sharing nationalist Kurdish goals, the PKK and the Iraqi Kurdish groups do not share an amicable past or present. Differences of ideology, personality and the realpolitik demanded in minority groups’ struggles with larger states have created incompatible movements. Turkey, Syria, Iraq and Iran have all played the groups against each other and supported one or another at various times for convenient self-interest. For their part, Kurdish parties have made some unholy alliances when necessary, sometimes specifically against other Kurdish groups. In the 1990s, during the repeated Turkish incursions into the Kurdistan region of Iraq, Barzani’s KDP provided support to the Turks and fought against the PKK. Similarly, in 1999, the PUK attempted and failed to push the PKK out of their seemingly impregnable mountain stronghold.
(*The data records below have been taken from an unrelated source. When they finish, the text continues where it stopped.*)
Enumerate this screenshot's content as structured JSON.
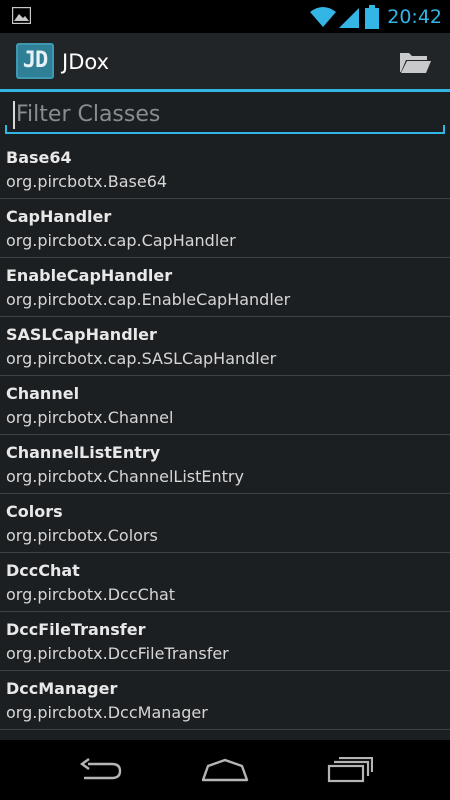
{
  "status_bar": {
    "time": "20:42",
    "left_icon": "image-notification-icon",
    "icons": [
      "wifi-icon",
      "signal-icon",
      "battery-icon"
    ],
    "accent_color": "#33b5e5"
  },
  "action_bar": {
    "logo_text": "JD",
    "title": "JDox",
    "folder_icon": "folder-open-icon"
  },
  "filter": {
    "placeholder": "Filter Classes",
    "value": ""
  },
  "classes": [
    {
      "name": "Base64",
      "fqn": "org.pircbotx.Base64"
    },
    {
      "name": "CapHandler",
      "fqn": "org.pircbotx.cap.CapHandler"
    },
    {
      "name": "EnableCapHandler",
      "fqn": "org.pircbotx.cap.EnableCapHandler"
    },
    {
      "name": "SASLCapHandler",
      "fqn": "org.pircbotx.cap.SASLCapHandler"
    },
    {
      "name": "Channel",
      "fqn": "org.pircbotx.Channel"
    },
    {
      "name": "ChannelListEntry",
      "fqn": "org.pircbotx.ChannelListEntry"
    },
    {
      "name": "Colors",
      "fqn": "org.pircbotx.Colors"
    },
    {
      "name": "DccChat",
      "fqn": "org.pircbotx.DccChat"
    },
    {
      "name": "DccFileTransfer",
      "fqn": "org.pircbotx.DccFileTransfer"
    },
    {
      "name": "DccManager",
      "fqn": "org.pircbotx.DccManager"
    },
    {
      "name": "",
      "fqn": ""
    }
  ],
  "nav_bar": {
    "buttons": [
      "back-icon",
      "home-icon",
      "recent-apps-icon"
    ]
  }
}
Now, Barzani is extremely reluctant to take up arms again against the PKK. The reasons relate not only to the tenacity of the PKK guerrillas and the likely losses. Barzani and Talabani are now symbols of pan-Kurdish nationalism – a position last claimed by Abdullah ÖÖcalan of the PKK presently in a Turkish prison. It would now be deeply problematic for them to engage in intra-Kurdish warfare on behalf of Turkey. The two doughty leaders are also aware that, while the PKK are troublesome cousins, their presence in the high mountains is immensely preferable to that of radical Islamists. In these murky geopolitical games, the relationship between Turkey and the Iraqi Kurds has some positive aspects. and business is very important to both. Indeed, the level of investment in construction in Erbil and Dohuk is clearly apparent. There is also a small but noticeable trend in Turkish leftist and intellectual circles calling for a review of the country’s position towards the Iraqi Kurds – perhaps seeing them more as partners than enemies. However, serious problems undoubtedly influence the current crisis. Aside from the PKK issue, tensions exist over the fate of Kirkuk with its oil reserves, of the Turkmen community in northern Iraq, and the prospect of Iraqi Kurdistan moving further towards formal separation from Baghdad. In the longer term, Turkey might accept an independent Kurdistan splitting from Iraq, but only if its move for European Union (EU) membership is proceeding well. If the relationship between Ankara and its own Kurds is much improved, and if Turkey very clearly has a ‘big-brother’ relationship with any independent Kurdish state that may emerge from the ashes of Iraq. These are conditions which, even in the best circumstances, are difficult to imagine in the near future.